== Segment start ==

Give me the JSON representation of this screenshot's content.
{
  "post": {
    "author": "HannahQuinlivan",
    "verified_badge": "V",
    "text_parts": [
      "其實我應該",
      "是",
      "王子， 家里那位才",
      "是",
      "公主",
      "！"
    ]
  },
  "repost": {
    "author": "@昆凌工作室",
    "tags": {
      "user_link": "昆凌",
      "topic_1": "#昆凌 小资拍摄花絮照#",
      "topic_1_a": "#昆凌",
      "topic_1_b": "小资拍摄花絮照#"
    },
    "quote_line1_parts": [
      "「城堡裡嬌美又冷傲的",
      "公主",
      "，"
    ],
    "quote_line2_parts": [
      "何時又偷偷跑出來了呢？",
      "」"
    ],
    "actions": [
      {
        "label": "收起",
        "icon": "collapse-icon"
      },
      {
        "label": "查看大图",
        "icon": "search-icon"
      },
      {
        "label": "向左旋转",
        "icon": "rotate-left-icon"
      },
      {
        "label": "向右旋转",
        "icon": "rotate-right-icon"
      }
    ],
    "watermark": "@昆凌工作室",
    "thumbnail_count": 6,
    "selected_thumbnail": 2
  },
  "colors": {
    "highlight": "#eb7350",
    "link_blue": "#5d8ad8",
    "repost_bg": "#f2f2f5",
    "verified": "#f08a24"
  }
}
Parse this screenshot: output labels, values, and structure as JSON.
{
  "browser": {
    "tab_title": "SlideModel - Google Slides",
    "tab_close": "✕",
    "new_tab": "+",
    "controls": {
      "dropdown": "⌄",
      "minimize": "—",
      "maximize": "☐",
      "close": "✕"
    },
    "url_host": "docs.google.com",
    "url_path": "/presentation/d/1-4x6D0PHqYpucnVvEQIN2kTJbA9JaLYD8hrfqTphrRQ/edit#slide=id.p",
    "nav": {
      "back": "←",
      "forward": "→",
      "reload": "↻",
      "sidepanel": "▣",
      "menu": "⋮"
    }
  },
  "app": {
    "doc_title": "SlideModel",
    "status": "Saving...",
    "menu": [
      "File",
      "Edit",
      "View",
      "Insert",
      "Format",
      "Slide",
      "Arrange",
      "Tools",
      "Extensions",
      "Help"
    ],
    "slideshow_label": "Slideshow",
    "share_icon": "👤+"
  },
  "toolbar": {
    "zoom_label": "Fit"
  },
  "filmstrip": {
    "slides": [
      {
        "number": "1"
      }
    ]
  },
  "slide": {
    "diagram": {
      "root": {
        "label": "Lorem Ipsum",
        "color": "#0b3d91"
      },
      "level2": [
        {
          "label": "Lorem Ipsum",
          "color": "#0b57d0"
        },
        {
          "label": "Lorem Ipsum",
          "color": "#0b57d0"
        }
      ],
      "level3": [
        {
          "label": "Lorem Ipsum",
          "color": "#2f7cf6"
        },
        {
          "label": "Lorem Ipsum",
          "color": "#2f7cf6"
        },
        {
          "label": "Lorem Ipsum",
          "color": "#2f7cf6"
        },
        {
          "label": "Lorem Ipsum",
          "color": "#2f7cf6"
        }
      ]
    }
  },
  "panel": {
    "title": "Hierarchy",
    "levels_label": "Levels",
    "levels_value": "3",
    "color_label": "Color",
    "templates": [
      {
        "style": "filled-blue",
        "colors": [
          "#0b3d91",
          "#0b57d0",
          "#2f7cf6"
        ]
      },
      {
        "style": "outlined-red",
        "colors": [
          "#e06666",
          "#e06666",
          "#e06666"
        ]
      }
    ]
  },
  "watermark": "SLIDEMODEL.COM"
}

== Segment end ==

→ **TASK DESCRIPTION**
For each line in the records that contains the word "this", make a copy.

→ **TASK ANSWER**
Give me the JSON representation of this screenshot's content.
Parse this screenshot: output labels, values, and structure as JSON.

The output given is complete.